DATASET EXTRACT
···

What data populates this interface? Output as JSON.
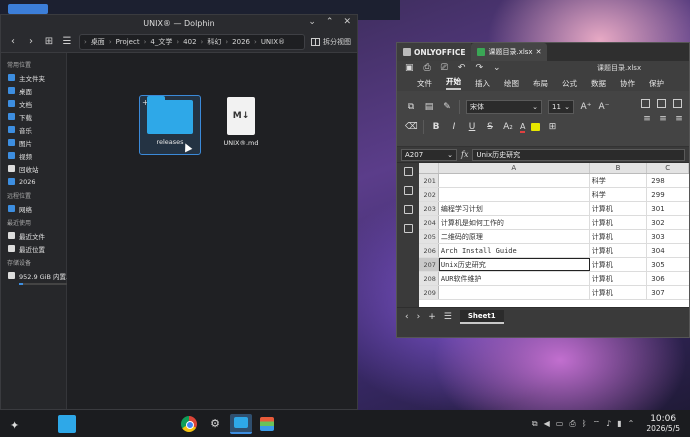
{
  "dolphin": {
    "title": "UNIX® — Dolphin",
    "breadcrumb": [
      "桌面",
      "Project",
      "4_文学",
      "402",
      "科幻",
      "2026",
      "UNIX®"
    ],
    "split_label": "拆分视图",
    "sidebar": {
      "sections": [
        {
          "label": "常用位置",
          "items": [
            "主文件夹",
            "桌面",
            "文档",
            "下载",
            "音乐",
            "图片",
            "视频",
            "回收站",
            "2026"
          ]
        },
        {
          "label": "远程位置",
          "items": [
            "网络"
          ]
        },
        {
          "label": "最近使用",
          "items": [
            "最近文件",
            "最近位置"
          ]
        },
        {
          "label": "存储设备",
          "items": [
            "952.9 GiB 内置..."
          ]
        }
      ]
    },
    "files": [
      {
        "name": "releases",
        "icon": "folder-icon"
      },
      {
        "name": "UNIX®.md",
        "icon": "markdown-file-icon"
      }
    ]
  },
  "onlyoffice": {
    "brand": "ONLYOFFICE",
    "file_tab": "课题目录.xlsx",
    "doc_title": "课题目录.xlsx",
    "menu": [
      "文件",
      "开始",
      "插入",
      "绘图",
      "布局",
      "公式",
      "数据",
      "协作",
      "保护"
    ],
    "active_menu": "开始",
    "font_name": "宋体",
    "font_size": "11",
    "cell_ref": "A207",
    "formula": "Unix历史研究",
    "columns": [
      "A",
      "B",
      "C"
    ],
    "rows": [
      {
        "num": "201",
        "a": "",
        "b": "科学",
        "c": "298"
      },
      {
        "num": "202",
        "a": "",
        "b": "科学",
        "c": "299"
      },
      {
        "num": "203",
        "a": "编程学习计划",
        "b": "计算机",
        "c": "301"
      },
      {
        "num": "204",
        "a": "计算机是如何工作的",
        "b": "计算机",
        "c": "302"
      },
      {
        "num": "205",
        "a": "二维码的原理",
        "b": "计算机",
        "c": "303"
      },
      {
        "num": "206",
        "a": "Arch Install Guide",
        "b": "计算机",
        "c": "304"
      },
      {
        "num": "207",
        "a": "Unix历史研究",
        "b": "计算机",
        "c": "305"
      },
      {
        "num": "208",
        "a": "AUR软件维护",
        "b": "计算机",
        "c": "306"
      },
      {
        "num": "209",
        "a": "",
        "b": "计算机",
        "c": "307"
      }
    ],
    "sheet_tab": "Sheet1"
  },
  "taskbar": {
    "time": "10:06",
    "date": "2026/5/5"
  }
}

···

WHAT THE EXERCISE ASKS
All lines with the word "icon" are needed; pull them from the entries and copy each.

ANSWER AREA
        "icon": "folder-icon"
        "icon": "markdown-file-icon"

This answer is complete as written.